Plaintiffs below (appellees here), partnership proprietors of the Crazy Horse Bookstore in Charlotte, North Carolina, brought an action against defendants below (appellants here), three Charlotte policemen, alleging that defendants had fired projectiles from an air gun into the store's front windows in the dark of night. Filing their action pursuant to the provisions of 42 U.S.C. 1983 and 1985, plaintiffs claimed the policemen conspired together to, and did, deprive the store proprietors of their constitutional rights guaranteed under the first, fourth, fifth, ninth, and fourteenth amendments. Jurisdiction was asserted under 28 U.S.C. 1343(3) and (4), 2201, and 2202. The case was tried by the court without a jury.

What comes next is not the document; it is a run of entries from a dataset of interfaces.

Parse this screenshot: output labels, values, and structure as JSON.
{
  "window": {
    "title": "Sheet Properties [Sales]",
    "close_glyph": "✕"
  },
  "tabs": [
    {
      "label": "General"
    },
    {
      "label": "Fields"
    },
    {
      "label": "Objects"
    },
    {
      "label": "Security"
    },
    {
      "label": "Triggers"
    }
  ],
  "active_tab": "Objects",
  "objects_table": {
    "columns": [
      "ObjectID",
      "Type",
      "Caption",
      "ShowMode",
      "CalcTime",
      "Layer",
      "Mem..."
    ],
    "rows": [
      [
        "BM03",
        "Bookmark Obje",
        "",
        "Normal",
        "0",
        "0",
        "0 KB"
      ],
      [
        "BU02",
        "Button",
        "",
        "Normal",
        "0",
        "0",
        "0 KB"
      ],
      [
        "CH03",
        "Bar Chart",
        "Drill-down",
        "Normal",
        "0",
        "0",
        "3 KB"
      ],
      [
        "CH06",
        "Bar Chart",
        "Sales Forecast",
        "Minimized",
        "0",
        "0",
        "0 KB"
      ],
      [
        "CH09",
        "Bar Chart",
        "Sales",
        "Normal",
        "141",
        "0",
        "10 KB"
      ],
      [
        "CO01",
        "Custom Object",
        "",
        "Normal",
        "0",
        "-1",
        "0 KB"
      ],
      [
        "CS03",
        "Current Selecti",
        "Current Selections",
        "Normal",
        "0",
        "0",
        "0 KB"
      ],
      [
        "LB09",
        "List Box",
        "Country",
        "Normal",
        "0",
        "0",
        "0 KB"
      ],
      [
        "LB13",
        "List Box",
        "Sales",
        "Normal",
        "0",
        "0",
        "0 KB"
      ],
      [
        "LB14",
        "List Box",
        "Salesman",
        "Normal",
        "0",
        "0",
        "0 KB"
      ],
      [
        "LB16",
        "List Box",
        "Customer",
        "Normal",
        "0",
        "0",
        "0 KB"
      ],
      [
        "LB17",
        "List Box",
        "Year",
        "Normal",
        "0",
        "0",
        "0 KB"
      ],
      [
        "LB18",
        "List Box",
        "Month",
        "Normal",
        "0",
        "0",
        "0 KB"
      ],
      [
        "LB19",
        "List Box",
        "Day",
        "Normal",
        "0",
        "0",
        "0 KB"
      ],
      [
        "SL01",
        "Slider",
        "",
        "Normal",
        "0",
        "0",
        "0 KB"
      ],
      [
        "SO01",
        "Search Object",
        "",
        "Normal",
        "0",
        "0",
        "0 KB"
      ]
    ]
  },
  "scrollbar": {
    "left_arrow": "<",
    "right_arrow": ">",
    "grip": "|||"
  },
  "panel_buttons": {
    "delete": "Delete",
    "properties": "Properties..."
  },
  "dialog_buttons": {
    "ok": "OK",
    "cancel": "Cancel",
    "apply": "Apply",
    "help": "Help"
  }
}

In making its findings of fact the district court concluded that the policemen had acted in concert to intentionally damage the glass windows at the front of the store by causing them to be struck by some type of projectile. The court found this conduct of the police officers severely alarmed and frightened plaintiffs Binner and Rupert, occupants of the store at the time of the incident. Citing Monroe v. Pape, 365 U.S. 167, 81 S.Ct. 473, 5 L.Ed.2d 492 (1961), and Lynch v. Household Finance Corp., 405 U.S. 538, 92 S.Ct. 1113, 31 L.Ed.2d 424 (1972), the court determined as a matter of law that it had jurisdiction by virtue of 28 U.S.C. 1343(3). While recognizing that the policemen had abused the authority of their offices, the court held that they were acting 'under color' of law. Adickes v. Kress & Co., 398 U.S. 144, 90 S.Ct. 1598, 26 L.Ed.2d 142 (1970); Monroe v. Pape, 365 U.S. 167, 81 S.Ct. 473, 5 L.Ed.2d 492 (1961); Screws v. United States, 325 U.S. 91, 65 S.Ct. 1031, 89 L.Ed. 1495 (1945); United States v. Classic, 313 U.S. 299, 61 S.Ct. 1031, 85 L.Ed. 1368 (1941). The court concluded that the officers, by their actions, had deprived the store proprietors of 'their due process right to be free from arbitrary governmental invasion of their property,' as guaranteed by the fourteenth amendment. Plaintiffs were awarded compensatory damages in the sum of ten dollars.
Upon consideration of the record, briefs and oral arguments we are unable to say that the court's findings of fact are clearly erroneous. Having accepted those findings we agree with the court's conclusions of law for the reasons stated in its memorandum decision of August 9, 1973. Accordingly the judgment is affirmed.